Farmer faces jail for 'destroyed' bush
A North Canterbury farmer could be sent to jail for breaching a court order preventing him from causing ongoing damage to protected rare woodland.
The High Court in Christchurch last week ruled in favour of the QEII National Trust after it took Netherland Holdings Limited and director Roelof Wobben to court for breaching an injunction to prevent additional damage to the land while the action was before the court.
In 2012, NHL bought the Waimakariri farm which had covenants protecting areas of the land registered on its title.
According to the trust, NHL removed fences and destroyed about 2.4ha of legally protected indigenous trees and shrubs, leaving only a small section of protected land untouched.
Trust chief executive Mike Jebson said this would help NHL convert dryland farm to irrigation.

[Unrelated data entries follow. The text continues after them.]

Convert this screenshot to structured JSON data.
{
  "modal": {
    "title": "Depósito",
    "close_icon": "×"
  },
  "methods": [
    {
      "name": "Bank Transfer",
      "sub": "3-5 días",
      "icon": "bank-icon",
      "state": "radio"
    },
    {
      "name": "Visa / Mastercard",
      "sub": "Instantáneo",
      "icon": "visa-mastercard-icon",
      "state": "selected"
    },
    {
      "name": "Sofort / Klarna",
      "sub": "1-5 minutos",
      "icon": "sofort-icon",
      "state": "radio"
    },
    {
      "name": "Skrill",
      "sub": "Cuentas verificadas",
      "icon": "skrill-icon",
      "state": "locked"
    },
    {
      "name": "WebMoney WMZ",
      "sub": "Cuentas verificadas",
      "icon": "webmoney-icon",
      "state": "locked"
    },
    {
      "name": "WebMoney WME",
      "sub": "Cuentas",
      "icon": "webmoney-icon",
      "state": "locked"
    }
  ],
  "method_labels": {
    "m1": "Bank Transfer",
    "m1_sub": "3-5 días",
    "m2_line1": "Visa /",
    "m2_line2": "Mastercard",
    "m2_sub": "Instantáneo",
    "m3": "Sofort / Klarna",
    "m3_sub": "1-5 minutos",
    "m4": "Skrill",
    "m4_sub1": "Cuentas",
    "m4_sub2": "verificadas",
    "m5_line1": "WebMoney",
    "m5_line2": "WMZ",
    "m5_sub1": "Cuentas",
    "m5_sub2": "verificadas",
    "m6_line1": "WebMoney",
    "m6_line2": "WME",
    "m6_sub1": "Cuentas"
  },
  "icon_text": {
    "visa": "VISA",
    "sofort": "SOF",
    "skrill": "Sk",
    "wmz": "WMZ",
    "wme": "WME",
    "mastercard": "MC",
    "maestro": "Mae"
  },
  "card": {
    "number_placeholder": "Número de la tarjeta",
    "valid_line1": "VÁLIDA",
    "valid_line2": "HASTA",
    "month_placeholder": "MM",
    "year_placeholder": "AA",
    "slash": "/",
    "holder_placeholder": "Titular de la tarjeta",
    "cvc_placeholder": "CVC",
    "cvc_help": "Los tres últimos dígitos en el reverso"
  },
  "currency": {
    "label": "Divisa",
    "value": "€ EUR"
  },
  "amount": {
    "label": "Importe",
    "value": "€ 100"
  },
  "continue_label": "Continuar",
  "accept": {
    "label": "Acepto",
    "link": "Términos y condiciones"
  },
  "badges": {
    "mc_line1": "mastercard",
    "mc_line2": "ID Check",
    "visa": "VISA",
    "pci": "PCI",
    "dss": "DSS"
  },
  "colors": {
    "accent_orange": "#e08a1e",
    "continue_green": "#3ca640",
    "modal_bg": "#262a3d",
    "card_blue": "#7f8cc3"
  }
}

NHL's actions had "severely damaged" one of the last remaining pockets of undisturbed kanuka woodlands on the Canterbury Plains.
Once the trust discovered this, NHL said no further damage would be done to the protected areas.
Late last year the trust secured an injunction ruling NHL had breached the agreement.
However, this year, it took Wobben and NHL to court for breaching this injunction.
Jebson said the trust would defend the covenant agreement and secure the restoration of the rare woodland remnant.
In a written decision this week, Judge Rachel Dunningham found the defendants in contempt of court by allowing irrigators to pass through and/or water the covenanted land, and allowing fertiliser to be spread without taking precautions to stop it spreading on to covenanted areas.
"I have no doubt that this was conduct which was wilful, reckless or contumacious on the part of the defendants," she said.
"Mr Wobben should be in no doubt that imprisonment is an available option to punish a wilful or reckless disobedience of a court order".
Dunningham said an aggravating feature of this case was how the trust had to escalate its response to the alleged breaches of the covenants from informal advice, to formal undertakings and then to the courts.
The case seeking full restoration of the covenanted areas is still to be heard in the High Court.
Wobben could not be reached for comment.
- The Press